After 38 kilometres and climbing/descending several rolling hills, we are rewarded with a long downward ride, that happens much too quickly, into the town of Luong Son where another feast awaits us for lunch. We arrive at the Nhu Ngoc restaurant/bar where Hung, the Vietnamese truck driver, and Tien, his assistant, take our bikes and place them in the truck. The two van drivers, Dung and Duc, have cold water for us again. We enjoy this royal treatment.
Mike and Brendan arrive at the restaurant (it's also a Karaoke bar) first and the lunch meal is not quite ready yet. A young women, the "lady in black" takes Mike out to the dance floor; while dancing she feeds him grapes to presumably quench his thirst. He gets teased and we have a good laugh. Brendan is offered a free beer but he must chug it to the toast that several of us are practicing "Mot Hai Ba, Dyo" (translated means: 1, 2, 3, cheers).
Phuc, our mechanic and "sweep" arrive with Bernie, Dan and Robin just as lunch is served. Our lunch consists of platters of spicy shrimp, fish, bread, rice, vegetables, ox tail soup, hot pot (soup with meat & local vegetables); Twas awesome.
By 13:30, we are sitting in the two air conditioned Mercedes vans driving north along the South China Sea. The Vietnamese maps call it the "Vietnamese Sea". In van 1, we engage Chau, our Vietnamese tour guide with many questions on what we see as we drive by beautiful beaches, small villages and towns, the Thuong Sun mountains surrounded by mist at times, many brown cows/bulls tethered and grazing on the shoulder of the roads, military air fields, former Russian/American military bases, fields of grapes, black sesame, salt (from ocean water) and rice. We learn from Chau about the things we see and discuss other topics.
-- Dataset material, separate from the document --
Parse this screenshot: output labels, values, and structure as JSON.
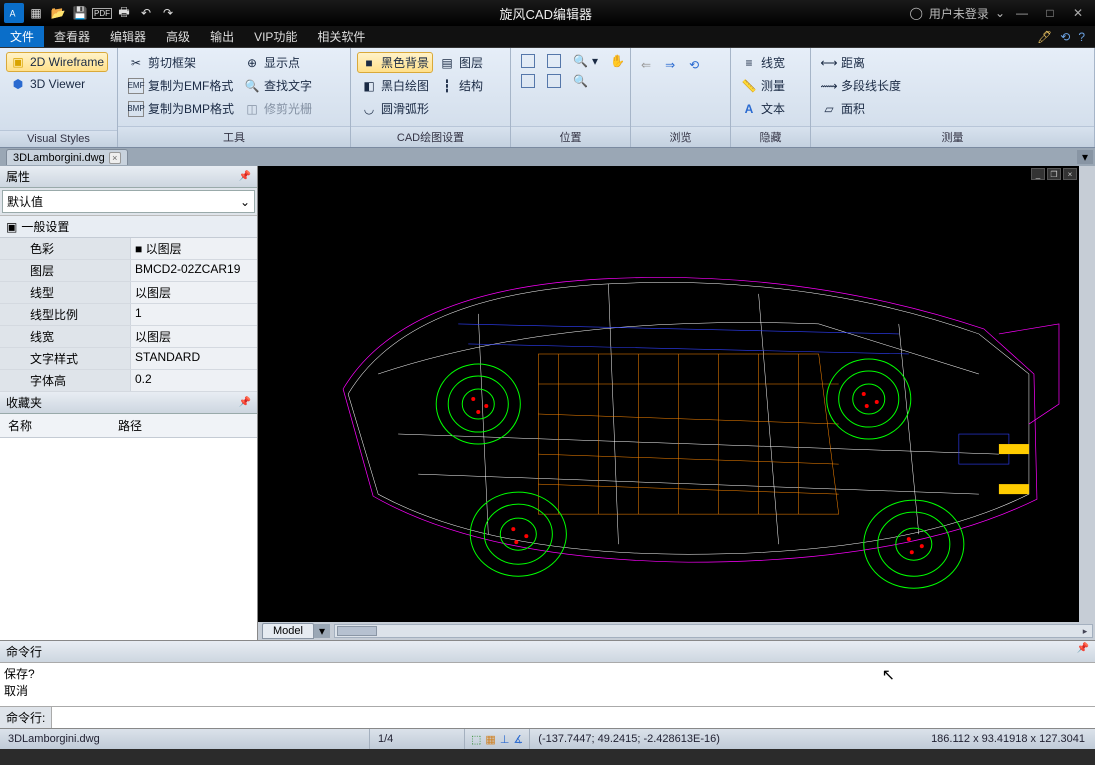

According to Chau, in the rural areas there are no garbage dumps or garbage collection; that is why we see lots of garbage everywhere, next to homes & restaurants, in the towns and villages, adjacent to factories, on farms and elsewhere. We noticed that some people make an effort to keep their homes and land clean.
I was surprised that we have not seen very many dogs after being warned about rabid dogs in Vietnam. According to Chau, Vietnamese people in the central and south of the country were ordered by the military to kill their dogs during the last war; the reason was so they would not bark when soldiers moved around secretly at night.
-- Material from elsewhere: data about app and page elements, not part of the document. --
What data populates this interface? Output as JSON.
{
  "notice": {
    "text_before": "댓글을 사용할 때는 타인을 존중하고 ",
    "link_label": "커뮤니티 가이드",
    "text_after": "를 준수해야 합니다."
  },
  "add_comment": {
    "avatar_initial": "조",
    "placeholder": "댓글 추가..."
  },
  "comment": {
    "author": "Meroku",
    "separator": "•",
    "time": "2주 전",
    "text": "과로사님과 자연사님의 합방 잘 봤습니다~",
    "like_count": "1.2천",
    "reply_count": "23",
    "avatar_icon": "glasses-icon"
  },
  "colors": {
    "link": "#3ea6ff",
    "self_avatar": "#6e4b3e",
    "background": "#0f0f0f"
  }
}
It rained for a few hours in the afternoon as we drove northward to Nha Trang city. During the van ride, we learned that public washrooms are rare in Vietnam. It took a long time to find one next to a gas station. Paddy had to go so badly, she mistakenly ended up in the "men's"; of course it was a "squat toilet".
We arrive at the Asla Paradise Hotel at 17:30. There is a laundromat one half block from the hotel where have our dirty clothes cleaned for about $1.00 per person.
Dinner is at a popular Vietnamese BBQ restaurant where we cook our own beef, squid, shrimp, tofu, and vegetables. Paddy, Michael and Bernie share the charcoal BBQ located on the table in front of our eyes. Yes there are flames and smoke and the food is spicy. A couple of San Miguel (640 mm) beers are needed by most of us to quench our thirst as we enjoy this special Vietnamese meal.
Recorded by Bernie Phillion